BEGIN EXCERPTED RECORDS

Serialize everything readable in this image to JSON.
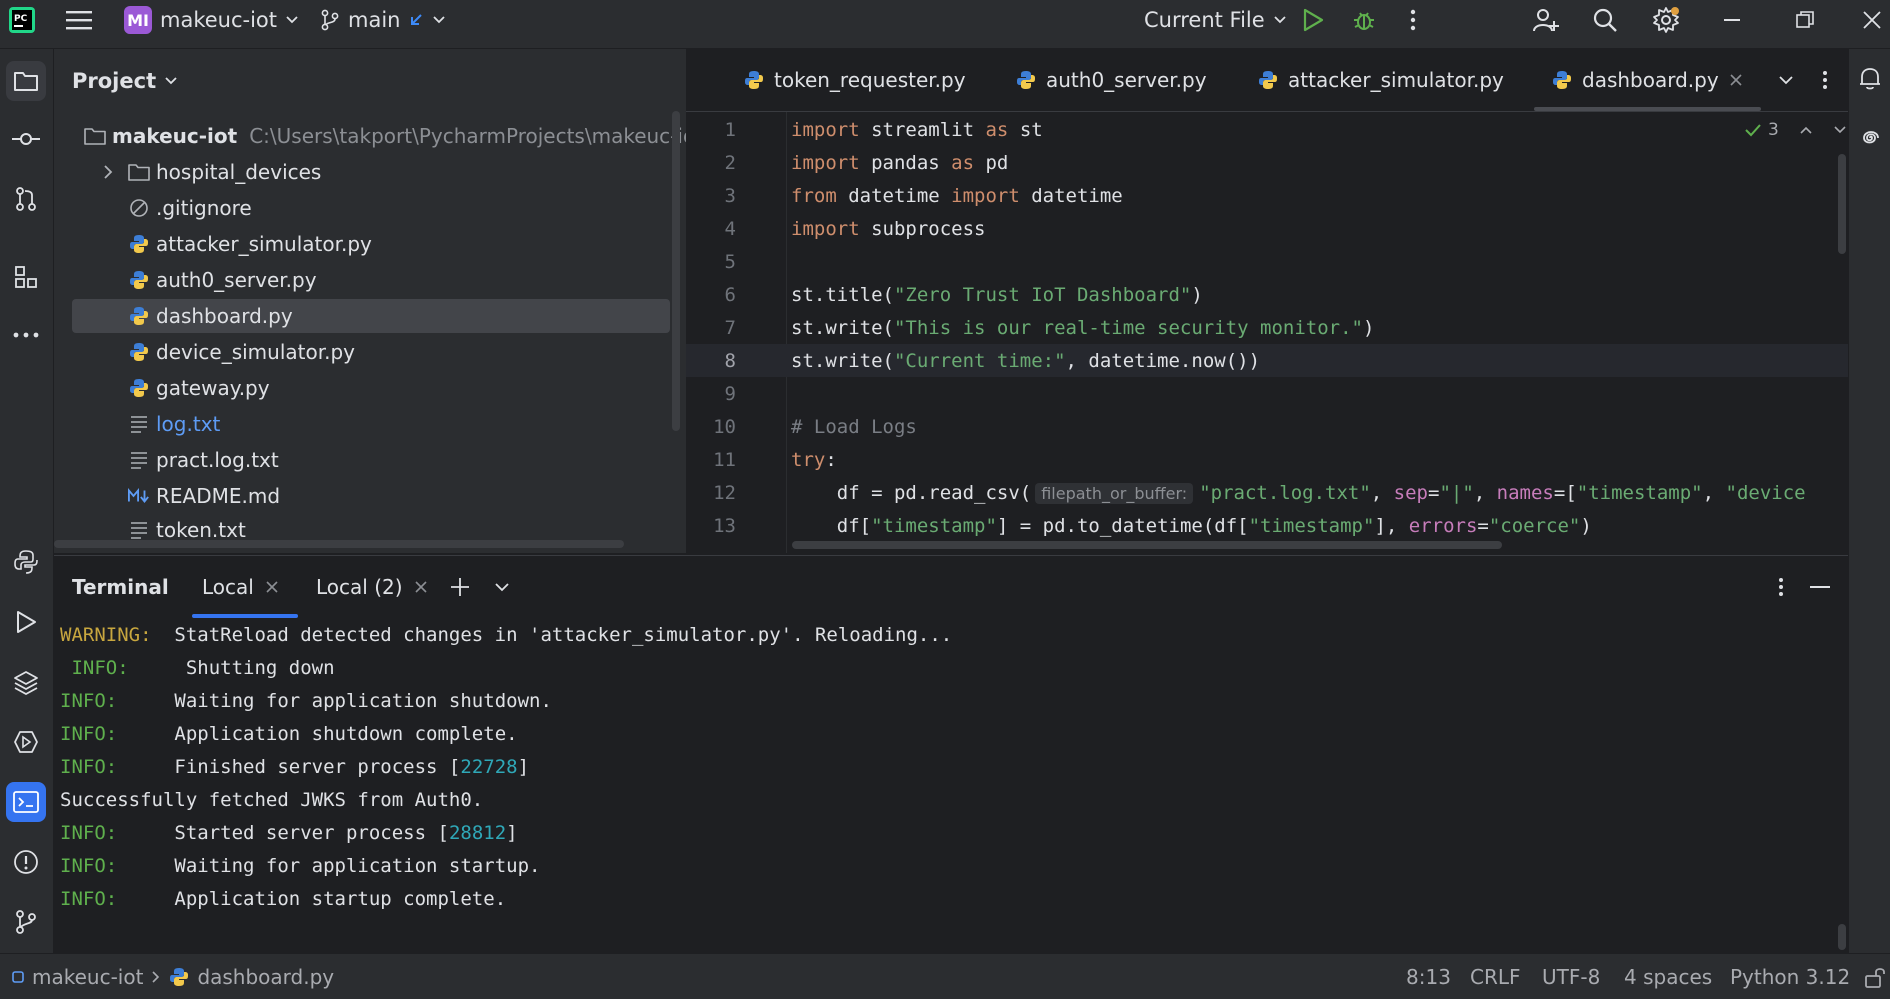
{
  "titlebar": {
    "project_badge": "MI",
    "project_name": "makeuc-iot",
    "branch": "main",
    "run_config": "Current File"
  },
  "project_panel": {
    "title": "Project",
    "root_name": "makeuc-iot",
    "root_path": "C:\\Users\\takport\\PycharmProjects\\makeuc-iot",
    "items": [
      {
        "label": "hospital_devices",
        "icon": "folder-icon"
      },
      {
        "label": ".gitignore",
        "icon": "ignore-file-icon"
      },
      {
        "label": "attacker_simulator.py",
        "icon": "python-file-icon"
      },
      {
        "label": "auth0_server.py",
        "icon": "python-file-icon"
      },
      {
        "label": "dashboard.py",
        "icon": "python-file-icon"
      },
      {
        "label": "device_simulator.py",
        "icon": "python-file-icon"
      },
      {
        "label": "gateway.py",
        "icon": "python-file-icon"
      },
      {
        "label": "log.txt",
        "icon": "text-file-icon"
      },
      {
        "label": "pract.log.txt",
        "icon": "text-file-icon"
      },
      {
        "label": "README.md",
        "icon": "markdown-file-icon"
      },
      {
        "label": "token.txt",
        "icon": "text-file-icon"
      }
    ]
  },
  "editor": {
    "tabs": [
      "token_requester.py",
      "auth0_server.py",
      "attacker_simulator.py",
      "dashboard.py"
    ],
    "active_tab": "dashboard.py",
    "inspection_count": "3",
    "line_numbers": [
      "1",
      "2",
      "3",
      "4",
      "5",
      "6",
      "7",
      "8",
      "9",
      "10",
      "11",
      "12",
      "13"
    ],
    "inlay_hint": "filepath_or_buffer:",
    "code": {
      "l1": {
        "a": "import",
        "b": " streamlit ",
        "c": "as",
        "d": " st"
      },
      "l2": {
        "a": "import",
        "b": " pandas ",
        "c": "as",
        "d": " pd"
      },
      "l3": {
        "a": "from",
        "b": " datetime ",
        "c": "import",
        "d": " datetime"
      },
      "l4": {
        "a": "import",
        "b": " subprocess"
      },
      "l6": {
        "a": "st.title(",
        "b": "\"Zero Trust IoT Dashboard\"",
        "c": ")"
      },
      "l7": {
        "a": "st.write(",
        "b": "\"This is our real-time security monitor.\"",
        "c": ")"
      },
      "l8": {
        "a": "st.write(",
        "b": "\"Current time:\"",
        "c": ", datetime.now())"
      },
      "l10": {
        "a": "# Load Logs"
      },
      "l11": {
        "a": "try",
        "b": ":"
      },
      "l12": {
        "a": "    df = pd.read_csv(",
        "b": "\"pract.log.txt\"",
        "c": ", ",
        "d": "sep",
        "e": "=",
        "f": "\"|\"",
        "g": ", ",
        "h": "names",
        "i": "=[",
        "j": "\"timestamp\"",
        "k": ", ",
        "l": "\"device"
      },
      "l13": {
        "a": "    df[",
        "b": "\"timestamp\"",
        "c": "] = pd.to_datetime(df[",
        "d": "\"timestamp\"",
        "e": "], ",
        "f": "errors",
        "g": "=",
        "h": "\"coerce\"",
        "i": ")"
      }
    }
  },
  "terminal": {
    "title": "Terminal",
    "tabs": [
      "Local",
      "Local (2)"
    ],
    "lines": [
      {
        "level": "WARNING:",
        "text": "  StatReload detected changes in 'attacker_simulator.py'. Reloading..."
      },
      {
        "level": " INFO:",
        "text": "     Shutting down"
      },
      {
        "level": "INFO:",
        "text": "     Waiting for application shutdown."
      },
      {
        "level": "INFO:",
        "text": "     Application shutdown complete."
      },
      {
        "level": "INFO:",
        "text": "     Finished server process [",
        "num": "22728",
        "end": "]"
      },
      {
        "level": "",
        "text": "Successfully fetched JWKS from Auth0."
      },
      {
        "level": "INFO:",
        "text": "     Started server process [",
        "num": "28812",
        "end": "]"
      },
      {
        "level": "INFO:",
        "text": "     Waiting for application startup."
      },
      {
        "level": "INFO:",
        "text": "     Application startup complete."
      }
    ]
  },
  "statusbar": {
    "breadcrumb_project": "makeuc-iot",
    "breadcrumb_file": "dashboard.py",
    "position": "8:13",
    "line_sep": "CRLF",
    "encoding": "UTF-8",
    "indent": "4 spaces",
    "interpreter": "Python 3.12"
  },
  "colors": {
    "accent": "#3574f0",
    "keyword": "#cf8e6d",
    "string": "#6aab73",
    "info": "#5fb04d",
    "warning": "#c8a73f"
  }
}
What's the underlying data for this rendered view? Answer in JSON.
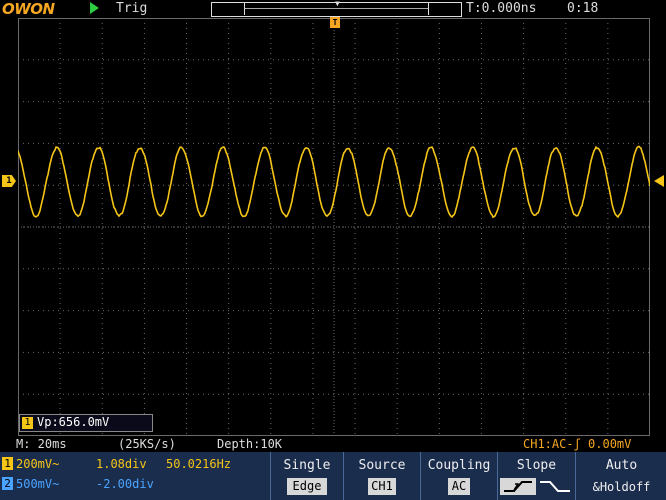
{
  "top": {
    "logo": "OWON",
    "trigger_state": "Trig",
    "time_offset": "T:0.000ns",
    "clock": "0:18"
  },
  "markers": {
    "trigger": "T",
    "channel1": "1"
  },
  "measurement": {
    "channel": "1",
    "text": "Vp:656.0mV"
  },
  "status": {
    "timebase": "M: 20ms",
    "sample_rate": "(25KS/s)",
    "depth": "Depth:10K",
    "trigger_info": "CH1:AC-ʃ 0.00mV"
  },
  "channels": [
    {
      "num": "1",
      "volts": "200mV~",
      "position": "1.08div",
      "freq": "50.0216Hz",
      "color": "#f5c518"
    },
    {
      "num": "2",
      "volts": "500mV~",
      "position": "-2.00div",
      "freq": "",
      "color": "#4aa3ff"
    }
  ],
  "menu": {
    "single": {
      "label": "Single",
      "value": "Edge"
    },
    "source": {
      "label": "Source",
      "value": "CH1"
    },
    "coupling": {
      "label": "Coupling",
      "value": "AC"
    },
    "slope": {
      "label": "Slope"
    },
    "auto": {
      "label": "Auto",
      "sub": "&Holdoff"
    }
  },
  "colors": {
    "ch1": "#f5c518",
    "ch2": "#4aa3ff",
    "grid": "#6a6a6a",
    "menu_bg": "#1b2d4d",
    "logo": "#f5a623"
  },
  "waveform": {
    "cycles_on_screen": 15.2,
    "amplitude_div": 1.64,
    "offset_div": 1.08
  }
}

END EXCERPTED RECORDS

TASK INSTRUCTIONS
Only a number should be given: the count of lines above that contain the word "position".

ANSWER SECTION
3